Many have long suspected that a link exists between baby powder and cancer, with thousands of women coming forward over the years to assert that they developed cancer after prolonged use of the product. Now, a recent investigation has revealed that the manufacturer of the talc powder in question not only knew about its risks and neglected to inform its consumers, but also had knowledge of them for quite some time.
USA Today details the story of a recent Reuters investigation that revealed that doctors, company executives and others working for the product manufacturer were aware of a link between talc powder and asbestos since 1972 or even earlier. Despite having this knowledge that their product showed traces of asbestos, company executives failed to alert the public about the possible risks associated with long-term use, and now, thousands of users have filed suit against the product maker.

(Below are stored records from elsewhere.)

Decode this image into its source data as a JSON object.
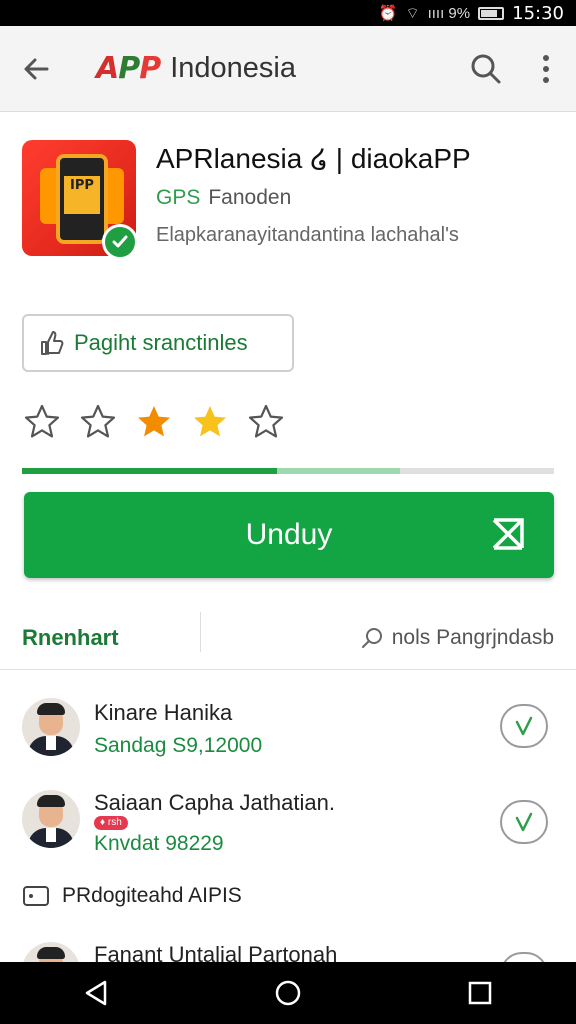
{
  "status_bar": {
    "signal_text": "ıııı 9%",
    "clock": "15:30"
  },
  "appbar": {
    "logo_mark": [
      "A",
      "P",
      "P"
    ],
    "title": "Indonesia",
    "icons": {
      "back": "arrow-left-icon",
      "search": "search-icon",
      "more": "more-vert-icon"
    }
  },
  "app": {
    "title": "APRlanesia ໒ | diaokaPP",
    "developer_tag": "GPS",
    "developer": "Fanoden",
    "description": "Elapkaranayitandantina lachahal's",
    "icon_text": "IPP"
  },
  "secondary_button": {
    "label": "Pagiht sranctinles"
  },
  "rating": {
    "stars": 5,
    "filled": [
      false,
      false,
      true,
      true,
      false
    ]
  },
  "progress": {
    "value": 0.48,
    "buffer": 0.71
  },
  "download": {
    "label": "Unduy"
  },
  "tabs": {
    "left": "Rnenhart",
    "right": "nols Pangrjndasb"
  },
  "list": [
    {
      "name": "Kinare Hanika",
      "sub": "Sandag S9,12000",
      "pill": ""
    },
    {
      "name": "Saiaan Capha Jathatian.",
      "sub": "Knvdat 98229",
      "pill": "♦ rsh"
    }
  ],
  "section": {
    "label": "PRdogiteahd AIPIS"
  },
  "partial_item": {
    "name": "Fanant Untalial Partonah"
  },
  "colors": {
    "primary": "#13a543",
    "accent": "#1b7a35",
    "star": "#f6a000"
  }
}
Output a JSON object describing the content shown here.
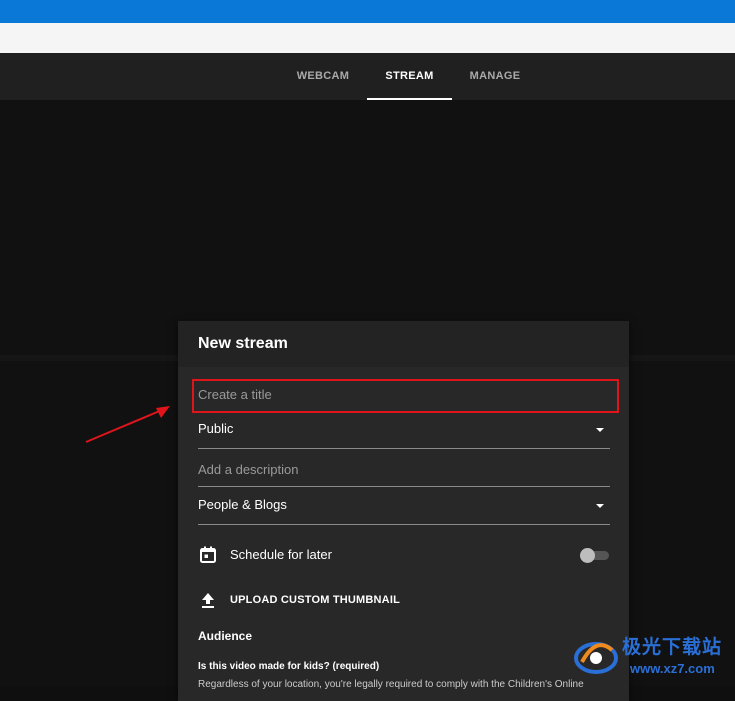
{
  "nav": {
    "tabs": [
      {
        "label": "WEBCAM"
      },
      {
        "label": "STREAM"
      },
      {
        "label": "MANAGE"
      }
    ],
    "active_tab": "STREAM"
  },
  "dialog": {
    "title": "New stream",
    "title_input": {
      "placeholder": "Create a title",
      "value": ""
    },
    "visibility": {
      "value": "Public"
    },
    "description_input": {
      "placeholder": "Add a description",
      "value": ""
    },
    "category": {
      "value": "People & Blogs"
    },
    "schedule": {
      "label": "Schedule for later",
      "enabled": false
    },
    "thumbnail": {
      "label": "UPLOAD CUSTOM THUMBNAIL"
    },
    "audience": {
      "title": "Audience",
      "question": "Is this video made for kids? (required)",
      "body_partial": "Regardless of your location, you're legally required to comply with the Children's Online"
    }
  },
  "watermark": {
    "line1": "极光下载站",
    "line2": "www.xz7.com"
  },
  "colors": {
    "os_titlebar": "#0a78d7",
    "highlight_box": "#e0151b",
    "annotation_arrow": "#e0151b",
    "watermark": "#2a6fd6"
  },
  "icons": [
    "calendar-icon",
    "upload-icon",
    "dropdown-caret-icon",
    "annotation-arrow"
  ]
}
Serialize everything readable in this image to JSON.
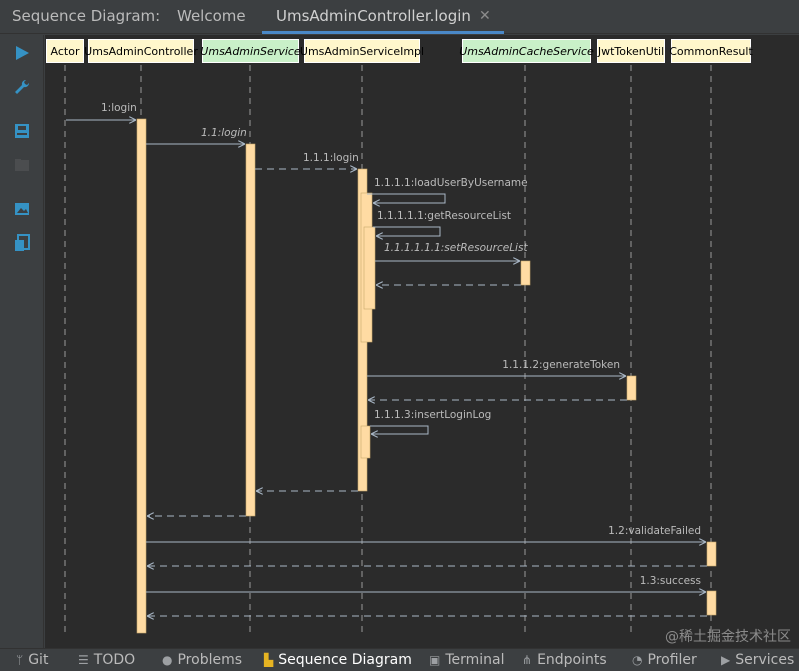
{
  "tabbar": {
    "prefix": "Sequence Diagram:",
    "tabs": [
      {
        "label": "Welcome"
      },
      {
        "label": "UmsAdminController.login",
        "active": true
      }
    ],
    "close_icon": "close-icon"
  },
  "toolbar": {
    "items": [
      {
        "icon": "play-icon"
      },
      {
        "icon": "wrench-icon"
      },
      {
        "icon": "save-icon"
      },
      {
        "icon": "folder-icon"
      },
      {
        "icon": "image-icon"
      },
      {
        "icon": "export-icon"
      }
    ]
  },
  "diagram": {
    "participants": [
      {
        "name": "Actor",
        "kind": "class"
      },
      {
        "name": "UmsAdminController",
        "kind": "class"
      },
      {
        "name": "UmsAdminService",
        "kind": "interface"
      },
      {
        "name": "UmsAdminServiceImpl",
        "kind": "class"
      },
      {
        "name": "UmsAdminCacheService",
        "kind": "interface"
      },
      {
        "name": "JwtTokenUtil",
        "kind": "class"
      },
      {
        "name": "CommonResult",
        "kind": "class"
      }
    ],
    "messages": [
      {
        "label": "1:login"
      },
      {
        "label": "1.1:login"
      },
      {
        "label": "1.1.1:login"
      },
      {
        "label": "1.1.1.1:loadUserByUsername"
      },
      {
        "label": "1.1.1.1.1:getResourceList"
      },
      {
        "label": "1.1.1.1.1.1:setResourceList"
      },
      {
        "label": "1.1.1.2:generateToken"
      },
      {
        "label": "1.1.1.3:insertLoginLog"
      },
      {
        "label": "1.2:validateFailed"
      },
      {
        "label": "1.3:success"
      }
    ]
  },
  "bottombar": {
    "items": [
      {
        "label": "Git",
        "icon": "git-branch-icon"
      },
      {
        "label": "TODO",
        "icon": "list-icon"
      },
      {
        "label": "Problems",
        "icon": "info-icon"
      },
      {
        "label": "Sequence Diagram",
        "icon": "sequence-diagram-icon",
        "active": true
      },
      {
        "label": "Terminal",
        "icon": "terminal-icon"
      },
      {
        "label": "Endpoints",
        "icon": "endpoints-icon"
      },
      {
        "label": "Profiler",
        "icon": "profiler-icon"
      },
      {
        "label": "Services",
        "icon": "services-icon"
      }
    ]
  },
  "watermark": "@稀土掘金技术社区",
  "colors": {
    "canvas_bg": "#2b2b2b",
    "chrome_bg": "#3c3f41",
    "activation": "#ffdba3",
    "class_head": "#fff7cc",
    "interface_head": "#c9f0c8",
    "accent": "#4a88c7"
  }
}
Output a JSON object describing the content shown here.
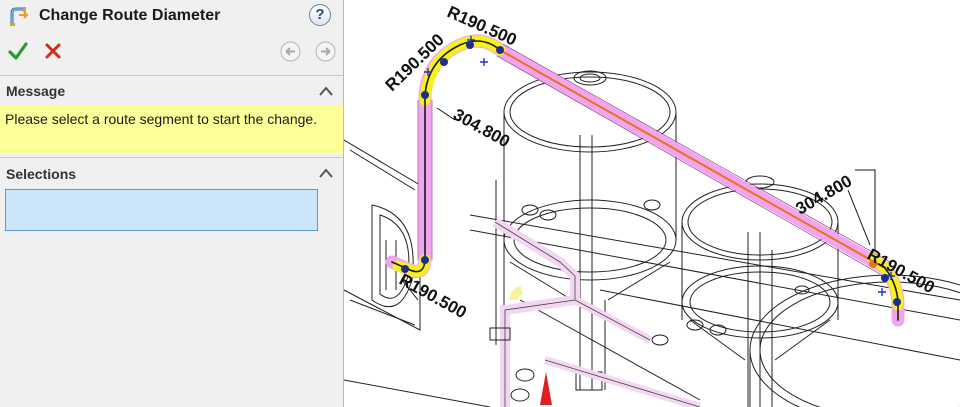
{
  "panel": {
    "title": "Change Route Diameter",
    "help_label": "?",
    "actions": {
      "ok_icon": "check-icon",
      "cancel_icon": "cross-icon"
    },
    "nav": {
      "back_icon": "arrow-left-icon",
      "forward_icon": "arrow-right-icon"
    },
    "message_section": {
      "title": "Message",
      "text": "Please select a route segment to start the change."
    },
    "selections_section": {
      "title": "Selections",
      "value": ""
    }
  },
  "viewport": {
    "dimensions": {
      "top_left_radius": "R190.500",
      "top_radius": "R190.500",
      "bottom_radius": "R190.500",
      "right_radius": "R190.500",
      "vertical_length": "304.800",
      "diagonal_length": "304.800"
    }
  },
  "colors": {
    "panel_bg": "#f0f0f0",
    "message_bg": "#ffff99",
    "selection_bg": "#cce4f7",
    "selection_border": "#5b9bd5",
    "route_pipe": "#f2a5ef",
    "route_highlight": "#f6f01e",
    "centerline": "#e8731a",
    "ok": "#2e9a2e",
    "cancel": "#d42a1a"
  }
}
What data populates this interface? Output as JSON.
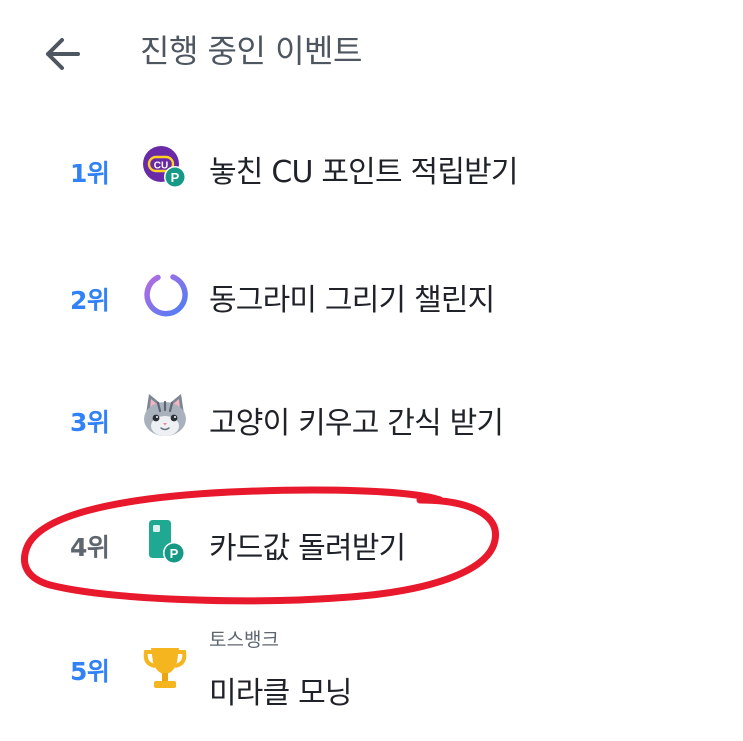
{
  "header": {
    "back_icon": "arrow-left-icon",
    "title": "진행 중인 이벤트"
  },
  "events": [
    {
      "rank": "1위",
      "icon": "cu-point-icon",
      "title": "놓친 CU 포인트 적립받기"
    },
    {
      "rank": "2위",
      "icon": "circle-challenge-icon",
      "title": "동그라미 그리기 챌린지"
    },
    {
      "rank": "3위",
      "icon": "cat-face-icon",
      "title": "고양이 키우고 간식 받기"
    },
    {
      "rank": "4위",
      "icon": "card-point-icon",
      "title": "카드값 돌려받기"
    },
    {
      "rank": "5위",
      "icon": "trophy-icon",
      "subtitle": "토스뱅크",
      "title": "미라클 모닝"
    }
  ],
  "colors": {
    "rank_highlight": "#3182f6",
    "rank_muted": "#5e6670",
    "annotation_red": "#e8192c",
    "cu_purple": "#6a2aa8",
    "point_green": "#169a86",
    "card_teal": "#1fa892",
    "trophy_gold": "#f5b51f"
  }
}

Asbestos, which investigations revealed appeared in small amounts in the manufacturer’s raw talc product, has a scientific link to mesothelioma, which is an aggressive and rare cancer that can form on the tissues surrounding the lungs, heart, abdomen and other organs. Scientific evidence also suggests that a link exists between mesothelioma and ovarian and other cancers, leading many scientists and health professionals to question the role prolonged baby powder usage plays in it all. Roughly 11,700 women have filed lawsuits against the baby powder manufacturer alleging that their use of the product caused them to develop cancer, with many who used baby powder for hygienic purposes later developing ovarian cancer, among other forms.
While many women who are making similar allegations against the manufacturer have yet to have their day in court, others have found success after filing suit against the product maker. In one court case last year, 22 women in Missouri received a combined $4.7 billion in damages after a court concluded that baby powder did, in fact, cause their cancer.